Now we have this structure, it's going to be possible to rationally design drugs that specifically fit into crucial parts of the enzyme and block its activity. So it's a big step forward in the fight against TB infection.
09:54 - This Week in Science History - The First Genetic Patent
This Week in Science History - The First Genetic Patent
This week in science history, in 1981, saw the issuing of a patent to Ananda Mohan Chakrabarty for a genetically modified Pseudomonas bacterium that would eat up oil spills, the first patent of its kind.

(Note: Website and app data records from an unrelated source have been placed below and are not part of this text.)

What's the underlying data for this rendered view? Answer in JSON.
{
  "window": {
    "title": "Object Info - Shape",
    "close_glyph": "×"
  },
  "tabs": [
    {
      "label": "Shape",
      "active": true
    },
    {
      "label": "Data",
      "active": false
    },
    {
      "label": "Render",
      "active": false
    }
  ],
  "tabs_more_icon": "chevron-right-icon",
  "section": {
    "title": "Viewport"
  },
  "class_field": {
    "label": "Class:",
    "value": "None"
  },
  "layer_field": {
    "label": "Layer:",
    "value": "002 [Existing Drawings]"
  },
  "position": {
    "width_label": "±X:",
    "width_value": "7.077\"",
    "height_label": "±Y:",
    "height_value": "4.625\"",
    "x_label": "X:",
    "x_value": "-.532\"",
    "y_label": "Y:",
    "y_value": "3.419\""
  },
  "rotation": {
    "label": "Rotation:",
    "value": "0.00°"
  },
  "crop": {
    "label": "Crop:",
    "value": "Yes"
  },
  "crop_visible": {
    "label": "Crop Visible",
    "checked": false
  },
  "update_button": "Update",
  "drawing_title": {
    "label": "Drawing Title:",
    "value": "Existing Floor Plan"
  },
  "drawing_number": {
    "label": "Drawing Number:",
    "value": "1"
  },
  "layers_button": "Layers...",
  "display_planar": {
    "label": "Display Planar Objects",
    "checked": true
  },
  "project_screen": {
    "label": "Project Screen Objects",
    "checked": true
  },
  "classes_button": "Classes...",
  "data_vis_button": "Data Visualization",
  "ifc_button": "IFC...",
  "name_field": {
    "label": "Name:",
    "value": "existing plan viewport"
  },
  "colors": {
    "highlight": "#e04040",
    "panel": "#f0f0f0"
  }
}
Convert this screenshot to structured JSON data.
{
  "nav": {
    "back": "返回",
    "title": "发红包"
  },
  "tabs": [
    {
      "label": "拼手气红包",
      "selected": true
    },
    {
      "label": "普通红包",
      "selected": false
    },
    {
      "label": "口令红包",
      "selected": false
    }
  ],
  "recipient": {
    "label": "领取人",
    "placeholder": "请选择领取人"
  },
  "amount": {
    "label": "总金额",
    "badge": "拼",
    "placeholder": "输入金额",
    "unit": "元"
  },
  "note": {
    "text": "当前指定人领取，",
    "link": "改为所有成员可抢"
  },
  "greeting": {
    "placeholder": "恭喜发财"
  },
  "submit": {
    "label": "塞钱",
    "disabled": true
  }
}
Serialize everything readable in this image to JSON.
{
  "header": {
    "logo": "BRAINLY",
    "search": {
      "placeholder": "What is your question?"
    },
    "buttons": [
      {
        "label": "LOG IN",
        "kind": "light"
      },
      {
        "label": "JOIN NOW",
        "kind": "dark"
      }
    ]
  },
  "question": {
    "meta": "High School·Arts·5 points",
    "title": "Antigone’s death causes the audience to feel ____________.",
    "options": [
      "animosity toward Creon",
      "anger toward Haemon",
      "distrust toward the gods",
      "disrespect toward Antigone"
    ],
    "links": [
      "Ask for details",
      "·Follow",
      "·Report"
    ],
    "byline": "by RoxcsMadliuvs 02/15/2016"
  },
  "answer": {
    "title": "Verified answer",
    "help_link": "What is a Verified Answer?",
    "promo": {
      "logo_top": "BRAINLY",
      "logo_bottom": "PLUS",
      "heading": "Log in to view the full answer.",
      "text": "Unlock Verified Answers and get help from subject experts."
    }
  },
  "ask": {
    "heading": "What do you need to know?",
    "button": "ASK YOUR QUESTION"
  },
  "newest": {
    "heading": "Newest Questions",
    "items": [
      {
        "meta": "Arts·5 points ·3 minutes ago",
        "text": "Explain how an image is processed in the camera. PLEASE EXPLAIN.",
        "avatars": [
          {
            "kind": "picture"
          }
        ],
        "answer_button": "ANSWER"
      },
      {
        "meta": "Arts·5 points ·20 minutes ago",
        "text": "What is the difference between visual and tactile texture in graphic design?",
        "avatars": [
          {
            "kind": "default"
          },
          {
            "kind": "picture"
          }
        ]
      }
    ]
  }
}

This was not the first bacterium to be engineered to do something that would be of use to humans - in 1978, Herbert Boyer engineered an E. coli bacterium that would produce human insulin, revolutionising and hugely improving treatment for diabetes - human insulin being much more effective than pig insulin, which was being used at the time.
So the really important thing about this granting of the patent to Chakrabarty was not the fact that this group had modified an organism that would clean up oil spills, but that it set the precedent for the ability to get a patent for an animal or organism that had been genetically modified.
This was after a lengthy court case in 1980 that went right up to the Supreme Court of the United States, where the opposers to Chakrabarty's application for the patent argued that according to the United States constitution, living organisms could not be patented. The team defending Chakrabarty argued that the fact that the bacteria were living organisms was irrelevant, as it also states in the constitution that any novel process or technology created by man could be patented, and that this being a new species of bacteria, created by man, fell into this category. The Court ruled in Chakrabarty's favour.
There are 4 species of oil eating bacteria in the genus Pseudomonas, each using a different component of the oil as a food source, but when added to a sample of oil together, they compete with each other - like any four species would do if all put together with a food source that they all want to eat. This meant that the oil wasn't cleaned up very efficiently or very quickly.
Bacteria contain plasmids, rings of DNA that code for the proteins they produce. Differences in this DNA will lead to proteins allow the bacteria to use oil, methane, sugar, sulphur or many other things as food. Chakrabary's team took the plasmids from the four species of oil-eating bacteria and put them all into a single bacteria. Usually these plasmids would not all cooperate in the same cell, but exposing the cell to ultraviolet light made the plasmids join into one that could use all 4 pathways of the original plasmids to break down several different components of oil.
[CORRECTION - Ed]Due to concerns at the time about releasing genetically modified organisms into the environment, Chakrabarty's team decided to test the use of just the oil-degrading compounds, called biosurfactants, that the bacteria make. The Pseudomonas biosurfactants proved effective against the oil of the disastrous Exxon Valdez spill in 1989 in a test carried out by Chakrabarty, but was not used in the field, despite the tests also showing that the bacterial oil-degrading compounds were much less toxic than synthetic ones already in use. Professor Chakrabarty still hopes that his Pseudomonas surfactants will be used in oil spills one day.
Many other genetically engineered organisms have been patented since then, from bacteria used in mineral extraction up to mice and rats used to study genetic disorders, known as knock-outs. The ability to engineer the genomes of organisms has had huge medical, industrial and environmental benefits, but it still remains controversial, especially in agriculture.